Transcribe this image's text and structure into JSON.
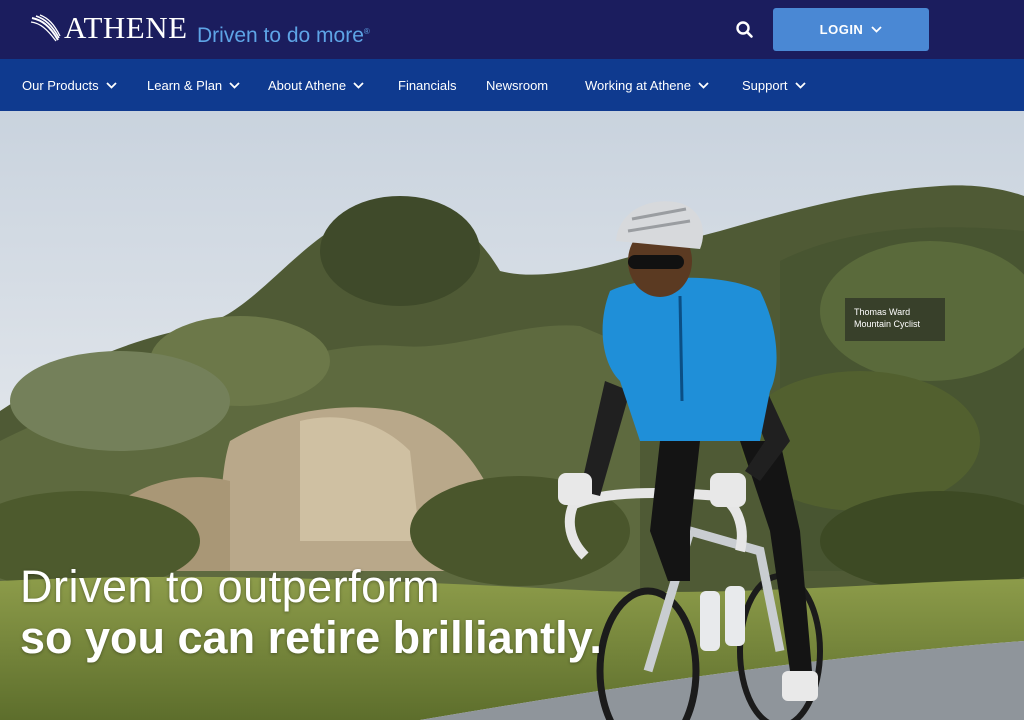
{
  "brand": {
    "logo_text": "ATHENE",
    "tagline": "Driven to do more",
    "tagline_mark": "®",
    "colors": {
      "header_bg": "#1b1d5e",
      "nav_bg": "#0f3a8f",
      "accent": "#4a88d4",
      "tagline": "#5ea4e6"
    }
  },
  "header": {
    "search_icon": "search-icon",
    "login_label": "LOGIN"
  },
  "nav": {
    "items": [
      {
        "label": "Our Products",
        "has_menu": true
      },
      {
        "label": "Learn & Plan",
        "has_menu": true
      },
      {
        "label": "About Athene",
        "has_menu": true
      },
      {
        "label": "Financials",
        "has_menu": false
      },
      {
        "label": "Newsroom",
        "has_menu": false
      },
      {
        "label": "Working at Athene",
        "has_menu": true
      },
      {
        "label": "Support",
        "has_menu": true
      }
    ]
  },
  "hero": {
    "caption_name": "Thomas Ward",
    "caption_role": "Mountain Cyclist",
    "headline_line1": "Driven to outperform",
    "headline_line2": "so you can retire brilliantly."
  }
}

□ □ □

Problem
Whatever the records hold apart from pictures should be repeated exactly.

Expected answer
Transcribe this image's text and structure into JSON.
{
  "brand": {
    "logo_text": "ATHENE",
    "tagline": "Driven to do more",
    "tagline_mark": "®",
    "colors": {
      "header_bg": "#1b1d5e",
      "nav_bg": "#0f3a8f",
      "accent": "#4a88d4",
      "tagline": "#5ea4e6"
    }
  },
  "header": {
    "search_icon": "search-icon",
    "login_label": "LOGIN"
  },
  "nav": {
    "items": [
      {
        "label": "Our Products",
        "has_menu": true
      },
      {
        "label": "Learn & Plan",
        "has_menu": true
      },
      {
        "label": "About Athene",
        "has_menu": true
      },
      {
        "label": "Financials",
        "has_menu": false
      },
      {
        "label": "Newsroom",
        "has_menu": false
      },
      {
        "label": "Working at Athene",
        "has_menu": true
      },
      {
        "label": "Support",
        "has_menu": true
      }
    ]
  },
  "hero": {
    "caption_name": "Thomas Ward",
    "caption_role": "Mountain Cyclist",
    "headline_line1": "Driven to outperform",
    "headline_line2": "so you can retire brilliantly."
  }
}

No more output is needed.